### WHAT TO DO
Give back the full data, retyped precisely.

Data records for software interfaces:
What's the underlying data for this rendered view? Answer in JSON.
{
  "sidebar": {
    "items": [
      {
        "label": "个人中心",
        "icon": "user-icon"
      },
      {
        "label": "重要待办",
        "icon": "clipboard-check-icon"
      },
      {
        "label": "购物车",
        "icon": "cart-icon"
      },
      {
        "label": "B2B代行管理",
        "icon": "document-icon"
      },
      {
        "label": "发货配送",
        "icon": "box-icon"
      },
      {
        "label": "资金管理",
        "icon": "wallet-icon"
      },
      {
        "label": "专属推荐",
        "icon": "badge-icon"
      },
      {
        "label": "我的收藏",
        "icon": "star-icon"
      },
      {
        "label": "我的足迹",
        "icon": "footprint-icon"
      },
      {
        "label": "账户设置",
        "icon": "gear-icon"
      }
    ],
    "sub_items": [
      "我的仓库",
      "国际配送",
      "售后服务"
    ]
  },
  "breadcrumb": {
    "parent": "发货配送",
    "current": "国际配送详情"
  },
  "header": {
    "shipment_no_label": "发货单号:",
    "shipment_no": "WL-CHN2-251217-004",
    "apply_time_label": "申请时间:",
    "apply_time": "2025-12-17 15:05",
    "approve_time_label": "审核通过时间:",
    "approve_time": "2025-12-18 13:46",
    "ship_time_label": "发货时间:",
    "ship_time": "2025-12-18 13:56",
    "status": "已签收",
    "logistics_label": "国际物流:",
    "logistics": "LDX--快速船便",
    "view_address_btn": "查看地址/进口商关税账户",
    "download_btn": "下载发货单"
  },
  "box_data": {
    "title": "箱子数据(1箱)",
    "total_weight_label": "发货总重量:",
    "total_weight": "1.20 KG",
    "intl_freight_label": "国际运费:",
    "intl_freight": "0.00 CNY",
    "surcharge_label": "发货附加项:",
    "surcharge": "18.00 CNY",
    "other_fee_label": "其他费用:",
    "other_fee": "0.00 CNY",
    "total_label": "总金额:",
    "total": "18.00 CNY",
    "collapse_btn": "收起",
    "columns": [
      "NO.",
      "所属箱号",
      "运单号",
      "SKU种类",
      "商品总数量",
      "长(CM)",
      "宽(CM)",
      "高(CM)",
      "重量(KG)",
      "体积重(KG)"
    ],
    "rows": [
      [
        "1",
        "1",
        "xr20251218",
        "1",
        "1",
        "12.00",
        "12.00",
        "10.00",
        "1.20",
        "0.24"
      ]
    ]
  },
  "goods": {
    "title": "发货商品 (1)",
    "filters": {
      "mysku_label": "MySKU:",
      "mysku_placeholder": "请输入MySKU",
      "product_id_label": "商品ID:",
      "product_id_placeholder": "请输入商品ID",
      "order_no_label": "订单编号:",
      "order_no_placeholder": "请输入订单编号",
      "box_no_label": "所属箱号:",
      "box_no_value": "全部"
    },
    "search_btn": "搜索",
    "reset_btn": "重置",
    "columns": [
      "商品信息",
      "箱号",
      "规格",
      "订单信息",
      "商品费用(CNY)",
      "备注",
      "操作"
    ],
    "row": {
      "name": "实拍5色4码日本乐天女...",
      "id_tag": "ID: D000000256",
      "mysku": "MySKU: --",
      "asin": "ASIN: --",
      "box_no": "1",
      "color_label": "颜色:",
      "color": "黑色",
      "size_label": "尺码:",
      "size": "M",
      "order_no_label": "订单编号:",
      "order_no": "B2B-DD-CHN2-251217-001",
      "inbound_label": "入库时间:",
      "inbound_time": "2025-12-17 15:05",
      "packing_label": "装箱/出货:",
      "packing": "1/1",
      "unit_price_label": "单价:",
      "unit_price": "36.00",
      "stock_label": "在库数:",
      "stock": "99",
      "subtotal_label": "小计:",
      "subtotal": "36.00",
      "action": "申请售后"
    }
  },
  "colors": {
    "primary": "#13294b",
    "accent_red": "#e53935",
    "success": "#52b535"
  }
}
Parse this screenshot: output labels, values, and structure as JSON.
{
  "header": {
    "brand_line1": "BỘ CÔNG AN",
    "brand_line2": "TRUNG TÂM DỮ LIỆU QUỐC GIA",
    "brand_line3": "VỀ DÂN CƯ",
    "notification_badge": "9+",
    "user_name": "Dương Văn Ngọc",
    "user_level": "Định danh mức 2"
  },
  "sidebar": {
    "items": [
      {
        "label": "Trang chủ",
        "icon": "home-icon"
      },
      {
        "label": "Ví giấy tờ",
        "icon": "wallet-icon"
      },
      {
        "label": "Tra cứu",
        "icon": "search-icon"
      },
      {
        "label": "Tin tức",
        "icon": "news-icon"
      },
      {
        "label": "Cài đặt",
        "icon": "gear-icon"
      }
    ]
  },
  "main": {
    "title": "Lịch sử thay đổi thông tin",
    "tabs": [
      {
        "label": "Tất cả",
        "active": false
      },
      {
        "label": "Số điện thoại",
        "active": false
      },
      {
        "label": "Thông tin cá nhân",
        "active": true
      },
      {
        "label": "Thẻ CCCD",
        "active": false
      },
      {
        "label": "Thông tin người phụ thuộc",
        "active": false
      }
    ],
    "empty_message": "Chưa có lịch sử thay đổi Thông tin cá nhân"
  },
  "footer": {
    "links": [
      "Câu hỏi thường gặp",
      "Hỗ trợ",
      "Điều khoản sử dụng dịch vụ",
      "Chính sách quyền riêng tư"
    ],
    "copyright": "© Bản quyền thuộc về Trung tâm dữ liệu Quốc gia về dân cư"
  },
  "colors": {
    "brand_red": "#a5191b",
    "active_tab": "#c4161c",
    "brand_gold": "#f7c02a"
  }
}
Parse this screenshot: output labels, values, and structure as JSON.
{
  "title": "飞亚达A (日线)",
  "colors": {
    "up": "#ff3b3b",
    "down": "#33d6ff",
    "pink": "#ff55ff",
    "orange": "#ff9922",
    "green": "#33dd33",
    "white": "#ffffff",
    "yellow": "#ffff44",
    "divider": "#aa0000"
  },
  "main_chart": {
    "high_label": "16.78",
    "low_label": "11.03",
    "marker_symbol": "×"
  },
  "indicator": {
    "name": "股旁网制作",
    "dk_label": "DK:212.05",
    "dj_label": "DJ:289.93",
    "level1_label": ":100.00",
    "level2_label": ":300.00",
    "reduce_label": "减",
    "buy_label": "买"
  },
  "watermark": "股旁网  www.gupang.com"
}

### WRITTEN ANSWER
What's the underlying data for this rendered view? Answer in JSON.
{
  "sidebar": {
    "items": [
      {
        "label": "个人中心",
        "icon": "user-icon"
      },
      {
        "label": "重要待办",
        "icon": "clipboard-check-icon"
      },
      {
        "label": "购物车",
        "icon": "cart-icon"
      },
      {
        "label": "B2B代行管理",
        "icon": "document-icon"
      },
      {
        "label": "发货配送",
        "icon": "box-icon"
      },
      {
        "label": "资金管理",
        "icon": "wallet-icon"
      },
      {
        "label": "专属推荐",
        "icon": "badge-icon"
      },
      {
        "label": "我的收藏",
        "icon": "star-icon"
      },
      {
        "label": "我的足迹",
        "icon": "footprint-icon"
      },
      {
        "label": "账户设置",
        "icon": "gear-icon"
      }
    ],
    "sub_items": [
      "我的仓库",
      "国际配送",
      "售后服务"
    ]
  },
  "breadcrumb": {
    "parent": "发货配送",
    "current": "国际配送详情"
  },
  "header": {
    "shipment_no_label": "发货单号:",
    "shipment_no": "WL-CHN2-251217-004",
    "apply_time_label": "申请时间:",
    "apply_time": "2025-12-17 15:05",
    "approve_time_label": "审核通过时间:",
    "approve_time": "2025-12-18 13:46",
    "ship_time_label": "发货时间:",
    "ship_time": "2025-12-18 13:56",
    "status": "已签收",
    "logistics_label": "国际物流:",
    "logistics": "LDX--快速船便",
    "view_address_btn": "查看地址/进口商关税账户",
    "download_btn": "下载发货单"
  },
  "box_data": {
    "title": "箱子数据(1箱)",
    "total_weight_label": "发货总重量:",
    "total_weight": "1.20 KG",
    "intl_freight_label": "国际运费:",
    "intl_freight": "0.00 CNY",
    "surcharge_label": "发货附加项:",
    "surcharge": "18.00 CNY",
    "other_fee_label": "其他费用:",
    "other_fee": "0.00 CNY",
    "total_label": "总金额:",
    "total": "18.00 CNY",
    "collapse_btn": "收起",
    "columns": [
      "NO.",
      "所属箱号",
      "运单号",
      "SKU种类",
      "商品总数量",
      "长(CM)",
      "宽(CM)",
      "高(CM)",
      "重量(KG)",
      "体积重(KG)"
    ],
    "rows": [
      [
        "1",
        "1",
        "xr20251218",
        "1",
        "1",
        "12.00",
        "12.00",
        "10.00",
        "1.20",
        "0.24"
      ]
    ]
  },
  "goods": {
    "title": "发货商品 (1)",
    "filters": {
      "mysku_label": "MySKU:",
      "mysku_placeholder": "请输入MySKU",
      "product_id_label": "商品ID:",
      "product_id_placeholder": "请输入商品ID",
      "order_no_label": "订单编号:",
      "order_no_placeholder": "请输入订单编号",
      "box_no_label": "所属箱号:",
      "box_no_value": "全部"
    },
    "search_btn": "搜索",
    "reset_btn": "重置",
    "columns": [
      "商品信息",
      "箱号",
      "规格",
      "订单信息",
      "商品费用(CNY)",
      "备注",
      "操作"
    ],
    "row": {
      "name": "实拍5色4码日本乐天女...",
      "id_tag": "ID: D000000256",
      "mysku": "MySKU: --",
      "asin": "ASIN: --",
      "box_no": "1",
      "color_label": "颜色:",
      "color": "黑色",
      "size_label": "尺码:",
      "size": "M",
      "order_no_label": "订单编号:",
      "order_no": "B2B-DD-CHN2-251217-001",
      "inbound_label": "入库时间:",
      "inbound_time": "2025-12-17 15:05",
      "packing_label": "装箱/出货:",
      "packing": "1/1",
      "unit_price_label": "单价:",
      "unit_price": "36.00",
      "stock_label": "在库数:",
      "stock": "99",
      "subtotal_label": "小计:",
      "subtotal": "36.00",
      "action": "申请售后"
    }
  },
  "colors": {
    "primary": "#13294b",
    "accent_red": "#e53935",
    "success": "#52b535"
  }
}
Parse this screenshot: output labels, values, and structure as JSON.
{
  "header": {
    "brand_line1": "BỘ CÔNG AN",
    "brand_line2": "TRUNG TÂM DỮ LIỆU QUỐC GIA",
    "brand_line3": "VỀ DÂN CƯ",
    "notification_badge": "9+",
    "user_name": "Dương Văn Ngọc",
    "user_level": "Định danh mức 2"
  },
  "sidebar": {
    "items": [
      {
        "label": "Trang chủ",
        "icon": "home-icon"
      },
      {
        "label": "Ví giấy tờ",
        "icon": "wallet-icon"
      },
      {
        "label": "Tra cứu",
        "icon": "search-icon"
      },
      {
        "label": "Tin tức",
        "icon": "news-icon"
      },
      {
        "label": "Cài đặt",
        "icon": "gear-icon"
      }
    ]
  },
  "main": {
    "title": "Lịch sử thay đổi thông tin",
    "tabs": [
      {
        "label": "Tất cả",
        "active": false
      },
      {
        "label": "Số điện thoại",
        "active": false
      },
      {
        "label": "Thông tin cá nhân",
        "active": true
      },
      {
        "label": "Thẻ CCCD",
        "active": false
      },
      {
        "label": "Thông tin người phụ thuộc",
        "active": false
      }
    ],
    "empty_message": "Chưa có lịch sử thay đổi Thông tin cá nhân"
  },
  "footer": {
    "links": [
      "Câu hỏi thường gặp",
      "Hỗ trợ",
      "Điều khoản sử dụng dịch vụ",
      "Chính sách quyền riêng tư"
    ],
    "copyright": "© Bản quyền thuộc về Trung tâm dữ liệu Quốc gia về dân cư"
  },
  "colors": {
    "brand_red": "#a5191b",
    "active_tab": "#c4161c",
    "brand_gold": "#f7c02a"
  }
}
Parse this screenshot: output labels, values, and structure as JSON.
{
  "title": "飞亚达A (日线)",
  "colors": {
    "up": "#ff3b3b",
    "down": "#33d6ff",
    "pink": "#ff55ff",
    "orange": "#ff9922",
    "green": "#33dd33",
    "white": "#ffffff",
    "yellow": "#ffff44",
    "divider": "#aa0000"
  },
  "main_chart": {
    "high_label": "16.78",
    "low_label": "11.03",
    "marker_symbol": "×"
  },
  "indicator": {
    "name": "股旁网制作",
    "dk_label": "DK:212.05",
    "dj_label": "DJ:289.93",
    "level1_label": ":100.00",
    "level2_label": ":300.00",
    "reduce_label": "减",
    "buy_label": "买"
  },
  "watermark": "股旁网  www.gupang.com"
}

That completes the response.